• Medications. Most commonly, nonsteroidal anti-inflammatory drugs (NSAIDs), such as aspirin, ibuprofen (Advil, Motrin) or naproxen (Aleve), can cause tinnitus and should be stopped if suspected. Note: Low-dose aspirin (81 mg), often used for heart health, is not known to cause tinnitus.
What a physical exam should include: A hearing test (audiometry). Hearing loss is common with tinnitus, and a hearing aid sometimes makes it better (see “Sound therapy” below).
More advanced tests like magnetic resonance imaging (MRI) are usually not required. But when tinnitus and hearing loss are limited to one side, such tests may be needed to rule out a benign tumor on the acoustic nerve—a rare condition known as acoustic neuroma.
Many tinnitus cases, however, are “idiopathic”—there’s no identifiable underlying disease.
Treatments That Help
The expert panel approved the following two therapies for idiopathic tinnitus. Patients can try both at the same time or do them individually…
• Cognitive behavioral therapy (CBT). This type of therapy aims to alter negative thinking about tinnitus and its effects on your life. When the patient understands tinnitus better (for example, “It’s not my fault”), it takes away some of the mystery and reduces associated distress. To find a CBT therapist, go to the website of the American Tinnitus Association.
• Sound therapy. Just as the ticking of a clock in a quiet room becomes inaudible when there’s traffic in the street outside, background sound can reduce or relieve tinnitus. This masking effect is the simplest form of sound therapy. To mask the tinnitus sound, the patient wears earbuds that deliver white noise, nature sounds or low-volume music. In other forms of sound therapy, enjoyable sounds or music is mixed with the sound that mimics a patient’s tinnitus.
Simply getting a hearing aid to correct hearing loss is also a type of sound therapy—restoring normal perception of external sound often makes the phantom noise much less noticeable.
According to recent sound therapy research, such treatments reduce tinnitus over time, possibly by retraining the brain circuits that generate the perceived sound.
Important: Stress does not cause tinnitus, but sufferers will tell you that it can worsen it. Do all you can to keep stress levels in check. Helpful: Counting breaths. What to do: As you inhale slowly, count from one to four. Then, as you exhale, count from one to six. The longer exhale makes this exercise particularly relaxing.

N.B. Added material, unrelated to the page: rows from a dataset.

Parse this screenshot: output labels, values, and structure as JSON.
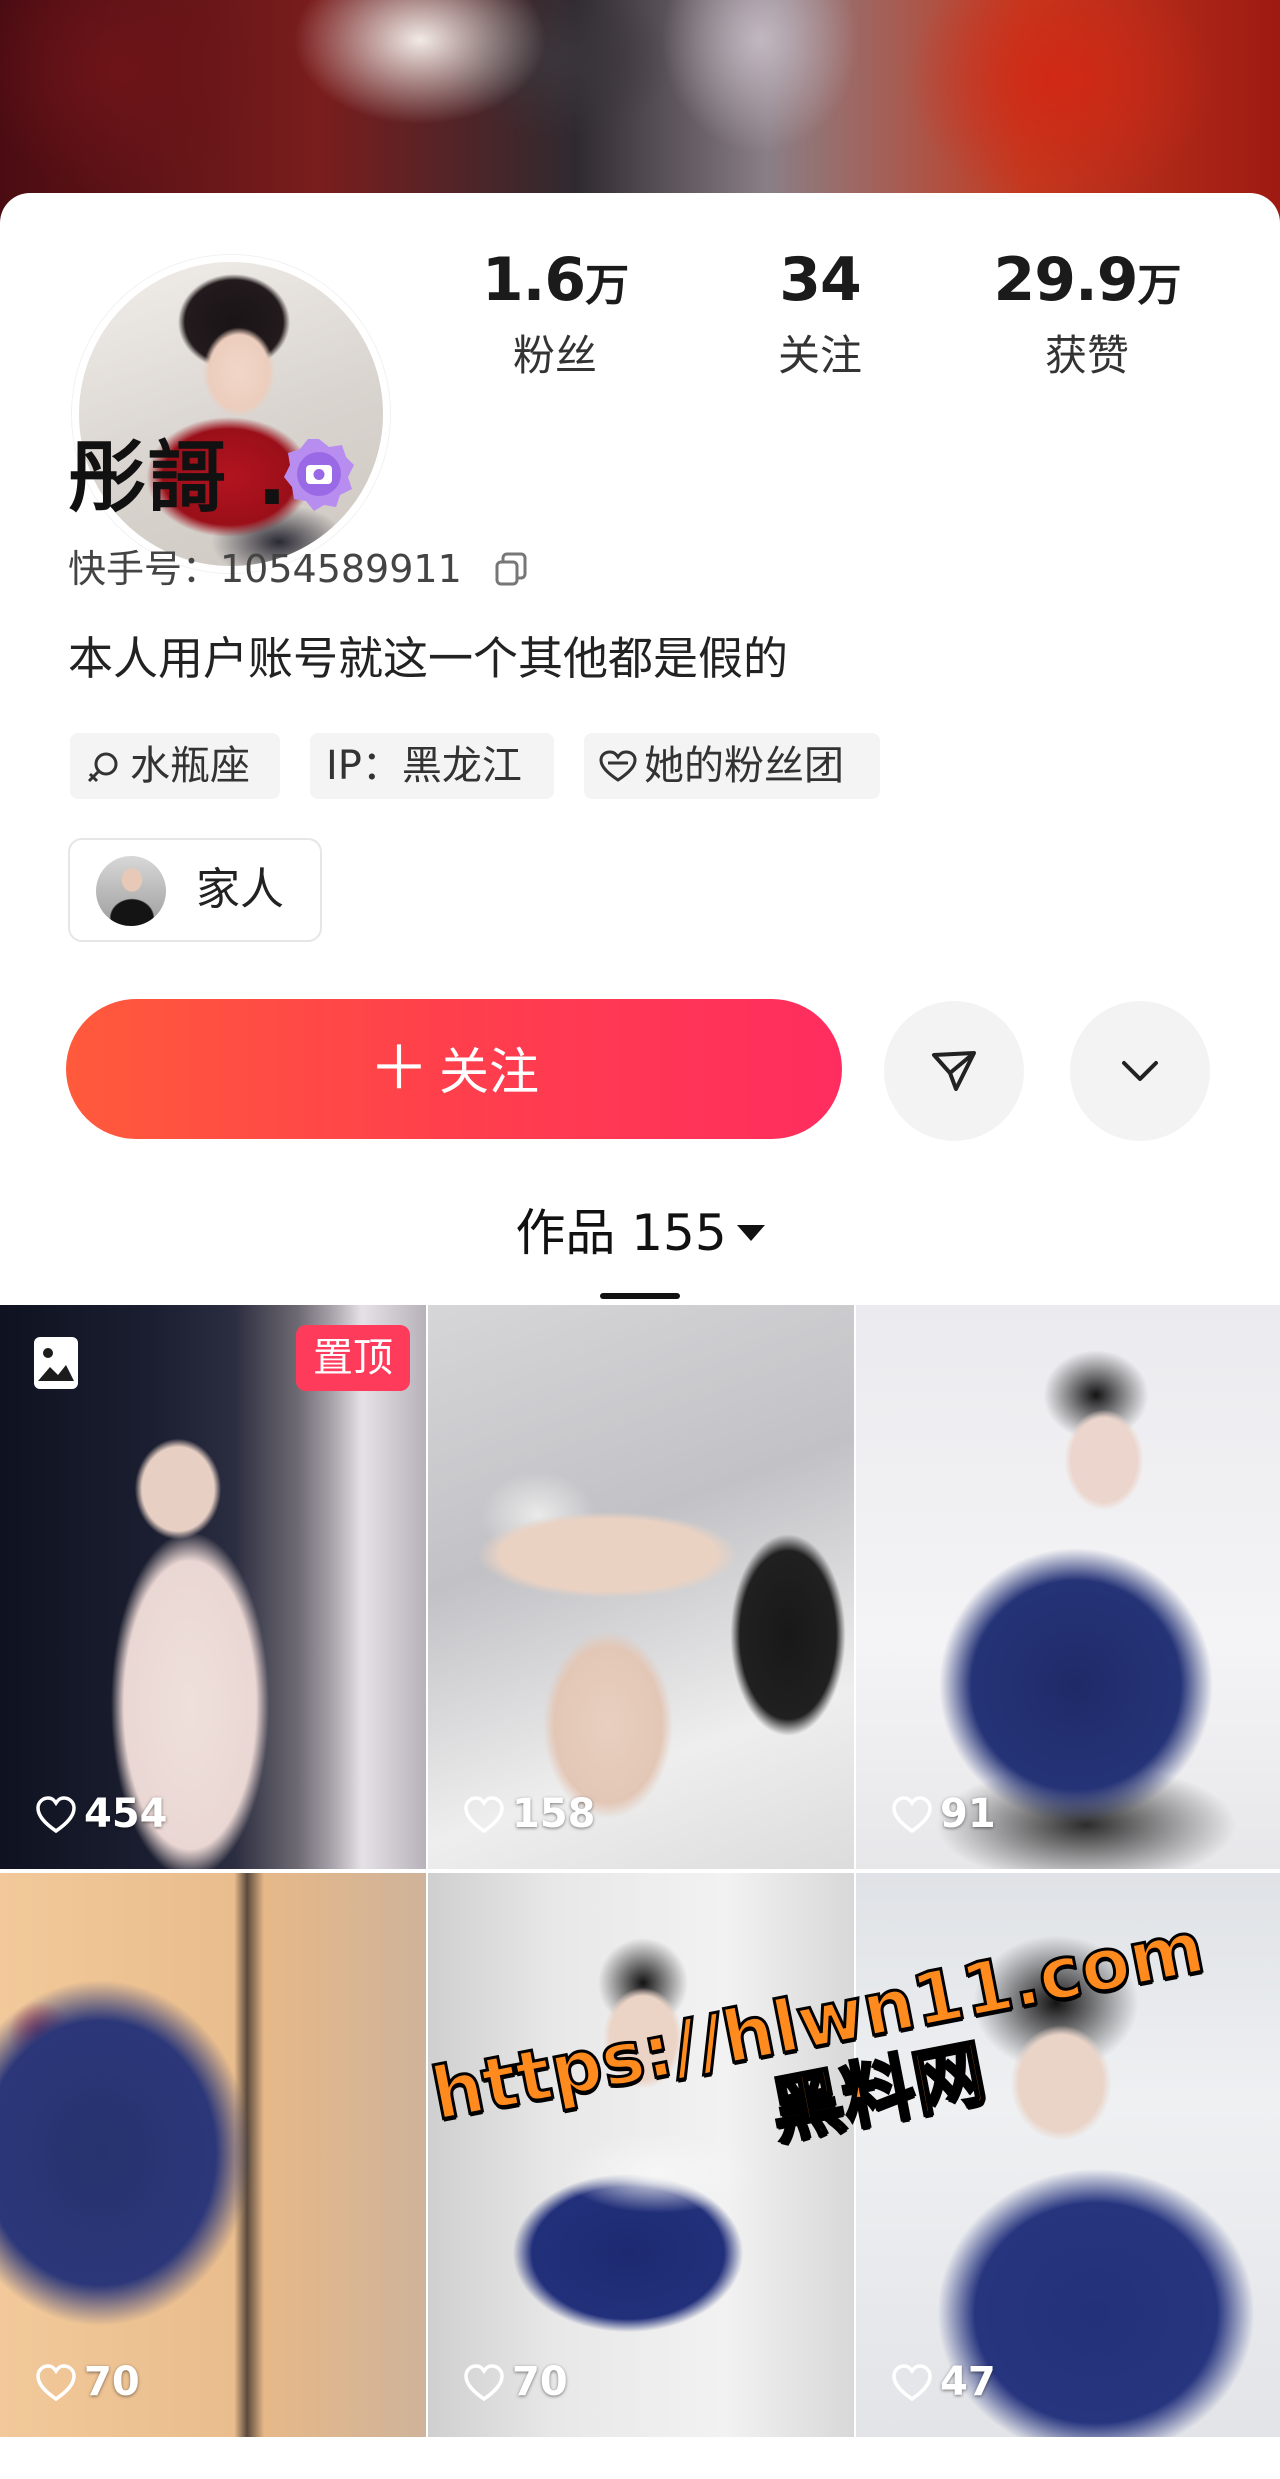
{
  "profile": {
    "stats": [
      {
        "num": "1.6",
        "unit": "万",
        "label": "粉丝"
      },
      {
        "num": "34",
        "unit": "",
        "label": "关注"
      },
      {
        "num": "29.9",
        "unit": "万",
        "label": "获赞"
      }
    ],
    "name": "彤謌 .",
    "id_label": "快手号：1054589911",
    "bio": "本人用户账号就这一个其他都是假的",
    "tags": [
      {
        "icon": "zodiac-icon",
        "label": "水瓶座"
      },
      {
        "icon": "",
        "label": "IP：黑龙江"
      },
      {
        "icon": "fan-group-heart-icon",
        "label": "她的粉丝团"
      }
    ],
    "family_label": "家人",
    "follow_label": "关注",
    "follow_plus": "＋"
  },
  "tabs": {
    "works_label": "作品 155"
  },
  "grid": {
    "pinned_label": "置顶",
    "items": [
      {
        "likes": "454"
      },
      {
        "likes": "158"
      },
      {
        "likes": "91"
      },
      {
        "likes": "70"
      },
      {
        "likes": "70"
      },
      {
        "likes": "47"
      }
    ]
  },
  "watermark": {
    "line1": "https://hlwn11.com",
    "line2": "黑料网"
  },
  "colors": {
    "follow_gradient_start": "#ff5a3c",
    "follow_gradient_end": "#ff2d5f",
    "pinned_badge": "#ff3b5c",
    "watermark": "#ff8a1e"
  }
}
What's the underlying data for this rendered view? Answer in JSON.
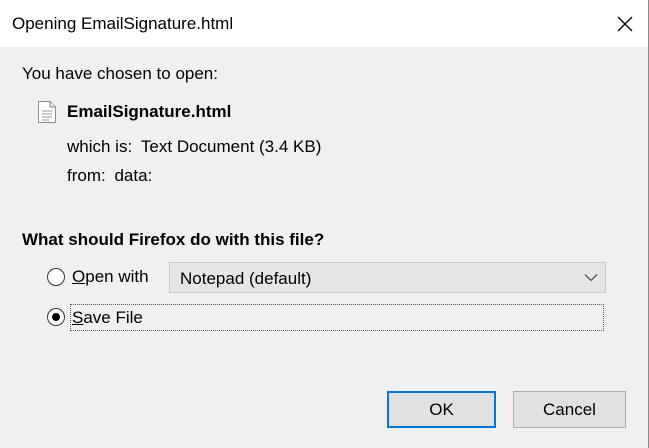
{
  "window": {
    "title": "Opening EmailSignature.html"
  },
  "intro_text": "You have chosen to open:",
  "file": {
    "icon": "text-document-icon",
    "name": "EmailSignature.html",
    "type_label": "which is:",
    "type_value": "Text Document (3.4 KB)",
    "from_label": "from:",
    "from_value": "data:"
  },
  "question": "What should Firefox do with this file?",
  "options": {
    "open_with": {
      "access_key": "O",
      "label_rest": "pen with",
      "selected": false,
      "app_value": "Notepad (default)"
    },
    "save_file": {
      "access_key": "S",
      "label_rest": "ave File",
      "selected": true
    }
  },
  "buttons": {
    "ok": "OK",
    "cancel": "Cancel"
  },
  "colors": {
    "focus_border": "#0078d7",
    "dialog_bg": "#f0f0f0",
    "titlebar_bg": "#ffffff"
  }
}
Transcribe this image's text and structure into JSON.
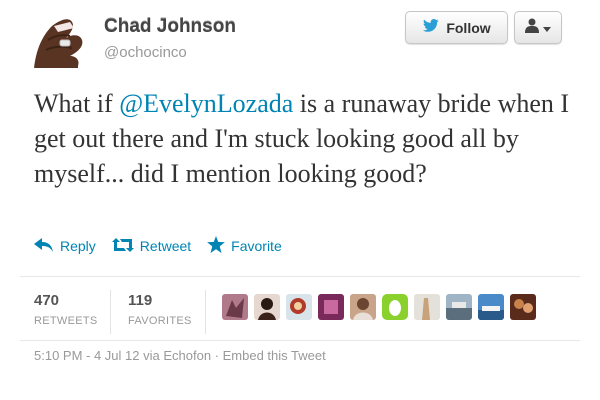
{
  "user": {
    "name": "Chad Johnson",
    "handle": "@ochocinco"
  },
  "buttons": {
    "follow_label": "Follow",
    "user_menu_icon": "user-dropdown-icon",
    "follow_icon": "twitter-bird-icon"
  },
  "tweet": {
    "text_before": "What if ",
    "mention": "@EvelynLozada",
    "text_after": " is a runaway bride when I get out there and I'm stuck looking good all by myself... did I mention looking good?"
  },
  "actions": {
    "reply": "Reply",
    "retweet": "Retweet",
    "favorite": "Favorite"
  },
  "stats": {
    "retweets_count": "470",
    "retweets_label": "RETWEETS",
    "favorites_count": "119",
    "favorites_label": "FAVORITES"
  },
  "favoriters": [
    {
      "icon": "user-avatar-icon"
    },
    {
      "icon": "user-avatar-icon"
    },
    {
      "icon": "user-avatar-icon"
    },
    {
      "icon": "user-avatar-icon"
    },
    {
      "icon": "user-avatar-icon"
    },
    {
      "icon": "user-avatar-icon"
    },
    {
      "icon": "user-avatar-icon"
    },
    {
      "icon": "user-avatar-icon"
    },
    {
      "icon": "user-avatar-icon"
    },
    {
      "icon": "user-avatar-icon"
    }
  ],
  "meta": {
    "time": "5:10 PM - 4 Jul 12",
    "via_prefix": " via ",
    "client": "Echofon",
    "separator": " · ",
    "embed": "Embed this Tweet"
  },
  "colors": {
    "link": "#0084b4",
    "text": "#333333",
    "muted": "#999999"
  }
}
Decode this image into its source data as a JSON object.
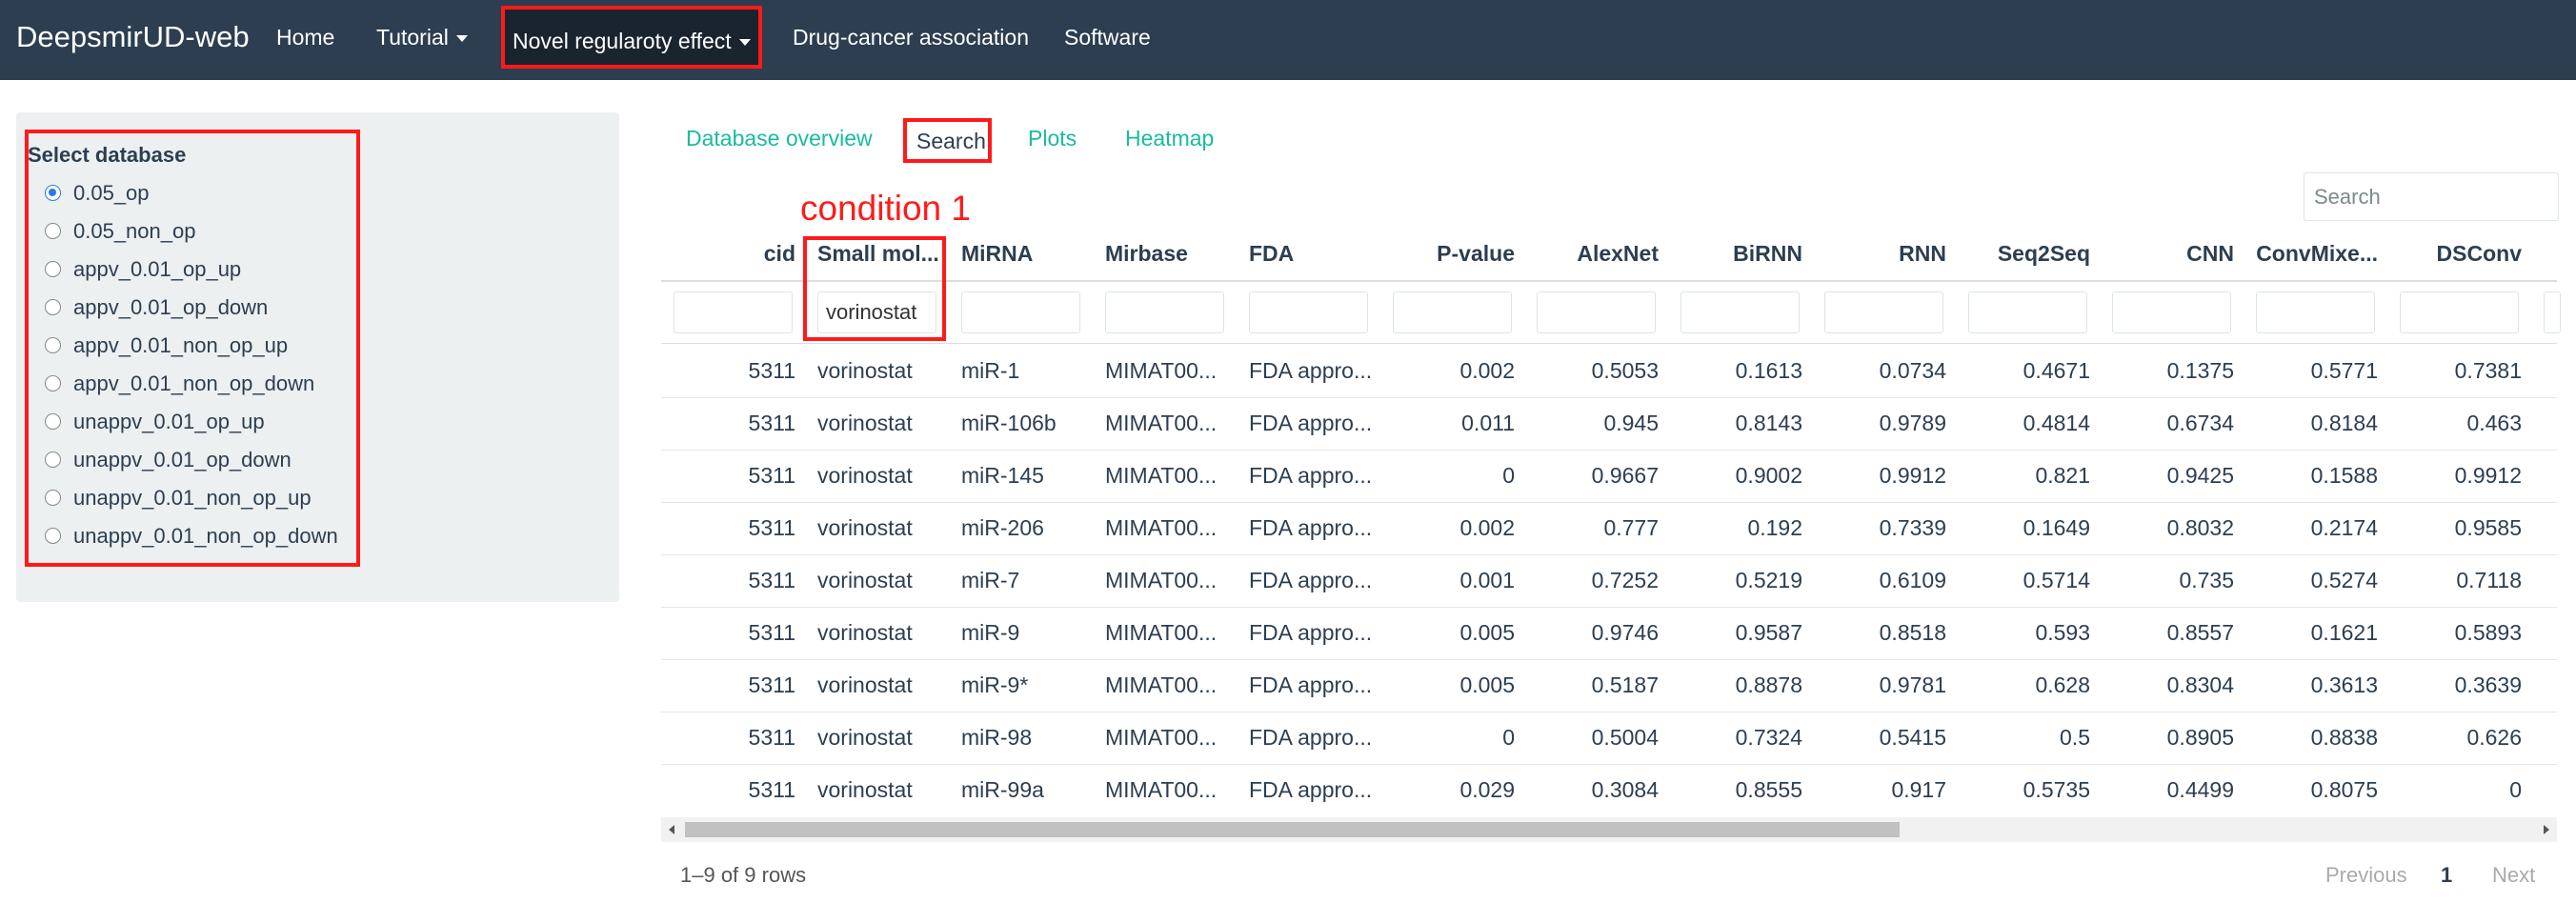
{
  "navbar": {
    "brand": "DeepsmirUD-web",
    "items": [
      "Home",
      "Tutorial",
      "Novel regularoty effect",
      "Drug-cancer association",
      "Software"
    ]
  },
  "sidebar": {
    "title": "Select database",
    "options": [
      "0.05_op",
      "0.05_non_op",
      "appv_0.01_op_up",
      "appv_0.01_op_down",
      "appv_0.01_non_op_up",
      "appv_0.01_non_op_down",
      "unappv_0.01_op_up",
      "unappv_0.01_op_down",
      "unappv_0.01_non_op_up",
      "unappv_0.01_non_op_down"
    ],
    "selected": "0.05_op"
  },
  "tabs": [
    "Database overview",
    "Search",
    "Plots",
    "Heatmap"
  ],
  "search": {
    "placeholder": "Search"
  },
  "annotation": "condition 1",
  "table": {
    "columns": [
      "cid",
      "Small mol...",
      "MiRNA",
      "Mirbase",
      "FDA",
      "P-value",
      "AlexNet",
      "BiRNN",
      "RNN",
      "Seq2Seq",
      "CNN",
      "ConvMixe...",
      "DSConv"
    ],
    "filter_small_mol": "vorinostat",
    "rows": [
      [
        "5311",
        "vorinostat",
        "miR-1",
        "MIMAT00...",
        "FDA appro...",
        "0.002",
        "0.5053",
        "0.1613",
        "0.0734",
        "0.4671",
        "0.1375",
        "0.5771",
        "0.7381"
      ],
      [
        "5311",
        "vorinostat",
        "miR-106b",
        "MIMAT00...",
        "FDA appro...",
        "0.011",
        "0.945",
        "0.8143",
        "0.9789",
        "0.4814",
        "0.6734",
        "0.8184",
        "0.463"
      ],
      [
        "5311",
        "vorinostat",
        "miR-145",
        "MIMAT00...",
        "FDA appro...",
        "0",
        "0.9667",
        "0.9002",
        "0.9912",
        "0.821",
        "0.9425",
        "0.1588",
        "0.9912"
      ],
      [
        "5311",
        "vorinostat",
        "miR-206",
        "MIMAT00...",
        "FDA appro...",
        "0.002",
        "0.777",
        "0.192",
        "0.7339",
        "0.1649",
        "0.8032",
        "0.2174",
        "0.9585"
      ],
      [
        "5311",
        "vorinostat",
        "miR-7",
        "MIMAT00...",
        "FDA appro...",
        "0.001",
        "0.7252",
        "0.5219",
        "0.6109",
        "0.5714",
        "0.735",
        "0.5274",
        "0.7118"
      ],
      [
        "5311",
        "vorinostat",
        "miR-9",
        "MIMAT00...",
        "FDA appro...",
        "0.005",
        "0.9746",
        "0.9587",
        "0.8518",
        "0.593",
        "0.8557",
        "0.1621",
        "0.5893"
      ],
      [
        "5311",
        "vorinostat",
        "miR-9*",
        "MIMAT00...",
        "FDA appro...",
        "0.005",
        "0.5187",
        "0.8878",
        "0.9781",
        "0.628",
        "0.8304",
        "0.3613",
        "0.3639"
      ],
      [
        "5311",
        "vorinostat",
        "miR-98",
        "MIMAT00...",
        "FDA appro...",
        "0",
        "0.5004",
        "0.7324",
        "0.5415",
        "0.5",
        "0.8905",
        "0.8838",
        "0.626"
      ],
      [
        "5311",
        "vorinostat",
        "miR-99a",
        "MIMAT00...",
        "FDA appro...",
        "0.029",
        "0.3084",
        "0.8555",
        "0.917",
        "0.5735",
        "0.4499",
        "0.8075",
        "0"
      ]
    ]
  },
  "pagination": {
    "summary": "1–9 of 9 rows",
    "previous": "Previous",
    "page": "1",
    "next": "Next"
  },
  "colors": {
    "navbar": "#2c3e50",
    "accent": "#18bc9c",
    "highlight": "#ff1a1a"
  }
}
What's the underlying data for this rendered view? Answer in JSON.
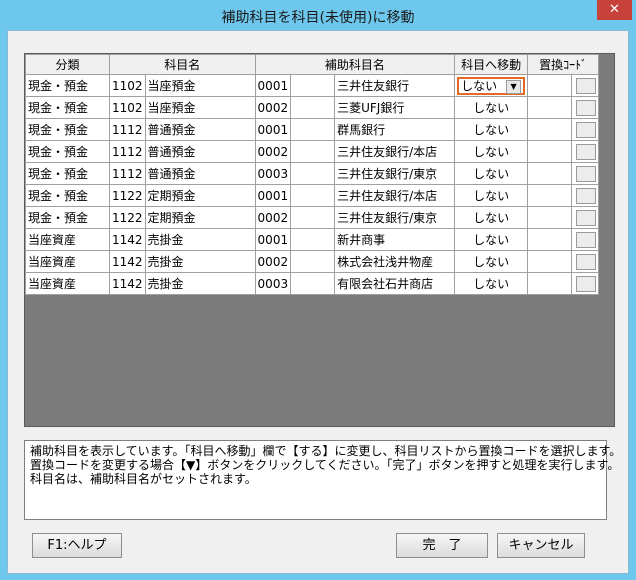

Repeat these breaths for about a minute, every waking hour for several weeks, to establish the habit. Then you can use these exercises any time you need to de-stress.
The evidence is limited or mixed for the following treatments, and the recent guidelines advise against most of them. But some people report that these approaches help, so you may want to consider trying them…
• Supplements. Numerous studies suggest possible benefits of supplements for tinnitus. For example, magnesium may improve hearing loss, and alpha-lipoic acid may protect the ears against damage from loud noise or drug toxicity. Also, some research has shown an association between tinnitus and low levels of B vitamins or other nutrients. In practice, some clinicians report improvements in patients who take the supplements described above as well as coenzyme Q10, zinc, selenium and/or other antioxidants that are important for hearing chemistry.
• Alternative and experimental approaches. Acupuncture has been used for tinnitus since the fifth century BC, but scientific reviews have found no conclusive evidence that it works (the panel made no recommendation for or against this treatment). Repetitive transcranial magnetic stimulation (rTMS), in which external magnetic fields are applied in an attempt to change brain function, is now being offered for tinnitus in some clinics, but the FDA has not approved the treatment for this condition and research has not yet shown evidence that it offers long-term benefit.